"To me, this is just about who will best serve our state," she said.
As a fifth-generation Utahn who is a descendent of Orson Pratt, an early apostle in The Church of Jesus Christ of Latter-day Saints, Wilson said she has a great connection to the state.
"I take that heritage as a source of pride, and I really felt that is what brought me into this," said Wilson, who was raised in the faith but is no longer practicing.
Like her father, the East High School and University of Utah graduate (she also has a master's of public administration from Harvard) now finds herself facing an uphill battle running for Senate in the heavily Republican state against its favorite adopted son, Romney.
When she jumped into the race more than a year ago, Wilson figured she'd be taking on a "wounded" Hatch, who hadn't yet decided to retire and whose popularity was slipping, or running for an open seat.

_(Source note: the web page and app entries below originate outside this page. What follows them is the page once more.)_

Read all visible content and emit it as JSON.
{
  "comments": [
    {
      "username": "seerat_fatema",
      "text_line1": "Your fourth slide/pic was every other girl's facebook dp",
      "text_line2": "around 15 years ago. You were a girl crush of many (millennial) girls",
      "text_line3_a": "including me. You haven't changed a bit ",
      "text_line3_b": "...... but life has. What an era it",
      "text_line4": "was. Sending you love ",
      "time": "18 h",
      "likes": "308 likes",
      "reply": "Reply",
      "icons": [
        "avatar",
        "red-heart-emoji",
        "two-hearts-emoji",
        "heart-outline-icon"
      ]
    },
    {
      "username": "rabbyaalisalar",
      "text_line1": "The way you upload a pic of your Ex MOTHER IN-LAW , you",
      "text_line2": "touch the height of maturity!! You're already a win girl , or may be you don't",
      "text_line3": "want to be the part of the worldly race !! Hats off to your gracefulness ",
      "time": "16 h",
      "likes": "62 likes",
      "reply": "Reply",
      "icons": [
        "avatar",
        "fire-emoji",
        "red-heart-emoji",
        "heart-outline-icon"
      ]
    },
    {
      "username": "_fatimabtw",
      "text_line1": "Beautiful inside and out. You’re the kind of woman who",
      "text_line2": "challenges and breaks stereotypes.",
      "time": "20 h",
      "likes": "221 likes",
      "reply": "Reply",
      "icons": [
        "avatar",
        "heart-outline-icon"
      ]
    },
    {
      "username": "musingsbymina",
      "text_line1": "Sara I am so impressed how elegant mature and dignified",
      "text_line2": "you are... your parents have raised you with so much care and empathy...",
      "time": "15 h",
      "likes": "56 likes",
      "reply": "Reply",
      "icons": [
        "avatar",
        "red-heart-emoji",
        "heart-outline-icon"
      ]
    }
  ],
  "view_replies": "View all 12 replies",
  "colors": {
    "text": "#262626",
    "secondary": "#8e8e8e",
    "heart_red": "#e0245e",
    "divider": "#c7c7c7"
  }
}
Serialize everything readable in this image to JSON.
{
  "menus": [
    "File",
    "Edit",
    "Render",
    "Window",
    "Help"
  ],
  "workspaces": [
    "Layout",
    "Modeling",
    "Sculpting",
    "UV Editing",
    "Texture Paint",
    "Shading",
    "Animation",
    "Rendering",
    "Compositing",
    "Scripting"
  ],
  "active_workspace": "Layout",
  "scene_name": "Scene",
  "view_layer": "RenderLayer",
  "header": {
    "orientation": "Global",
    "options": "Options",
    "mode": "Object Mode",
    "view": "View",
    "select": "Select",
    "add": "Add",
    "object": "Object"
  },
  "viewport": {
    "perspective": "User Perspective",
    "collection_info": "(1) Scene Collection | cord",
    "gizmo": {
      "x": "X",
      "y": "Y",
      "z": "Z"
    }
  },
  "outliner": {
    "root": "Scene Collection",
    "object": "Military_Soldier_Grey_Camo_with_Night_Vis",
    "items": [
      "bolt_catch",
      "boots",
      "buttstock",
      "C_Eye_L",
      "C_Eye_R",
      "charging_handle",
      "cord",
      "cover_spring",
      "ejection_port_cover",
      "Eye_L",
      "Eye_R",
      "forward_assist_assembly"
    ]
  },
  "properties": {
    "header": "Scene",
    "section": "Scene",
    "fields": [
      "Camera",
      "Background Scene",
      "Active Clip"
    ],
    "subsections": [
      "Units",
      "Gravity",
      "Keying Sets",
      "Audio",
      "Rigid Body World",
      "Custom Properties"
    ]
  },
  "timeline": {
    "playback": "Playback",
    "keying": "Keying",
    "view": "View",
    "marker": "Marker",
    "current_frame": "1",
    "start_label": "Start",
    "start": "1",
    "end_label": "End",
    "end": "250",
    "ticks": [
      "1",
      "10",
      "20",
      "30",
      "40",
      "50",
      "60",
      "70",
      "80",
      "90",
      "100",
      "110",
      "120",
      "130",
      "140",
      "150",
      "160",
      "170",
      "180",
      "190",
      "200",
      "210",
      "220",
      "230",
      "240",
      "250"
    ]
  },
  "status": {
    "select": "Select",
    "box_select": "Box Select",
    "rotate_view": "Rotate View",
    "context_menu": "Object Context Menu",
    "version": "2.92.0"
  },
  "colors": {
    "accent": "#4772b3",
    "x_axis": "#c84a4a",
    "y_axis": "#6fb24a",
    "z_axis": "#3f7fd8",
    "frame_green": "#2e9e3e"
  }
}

Ted Wilson lost to Hatch in 1982.
Wilson acknowledged that after Romney filed to run in February, her campaign "felt somewhat impossible" at first. But, she said, she didn't expect people on doorsteps to question why Romney would run and whether he's a Utahn.
"The more people are hearing from me, the more we see people moving my way," she said.
Wilson, who was the first woman elected to the Salt Lake County Council, would also be the first female U.S. senator from Utah should she win next month.
Rohovit said Wilson would bring a wide spectrum of the state's needs to Washington and battle to improve Utahns' lives, both urban and rural, on issues such as opioid abuse, the environment, jobs and social justice.
To have that opportunity, though, Wilson needs to make up a wide margin in the polls.
Wilson said her political experience, heritage and connection to Utah and its residents provides a great foundation for her to serve in the Senate.
"I think I can rely on that. It’s also something I think will serve me well if I win this election," she said after last Tuesday's debate. "I feel very empowered to be standing here with a month to go, and I feel like I’m a good choice."
Where she stands
Comprehensive, compassionate and family-centered reform, a path to citizenship for DACA "Dreamers."12 comments on this story
Social Security, Medicare, Medicaid
There are ways to reform and save money but not on the backs seniors and poor people.
Reform the Affordable Care Act but continue to cover pre-existing conditions and children up to age 26 on their parents' insurance.
Challenge now is to balance defense spending and diplomacy. Diplomacy is missing with President Donald Trump.
Congress far too willing to let president have his way on "reckless" policy that is hurting workers and agriculture.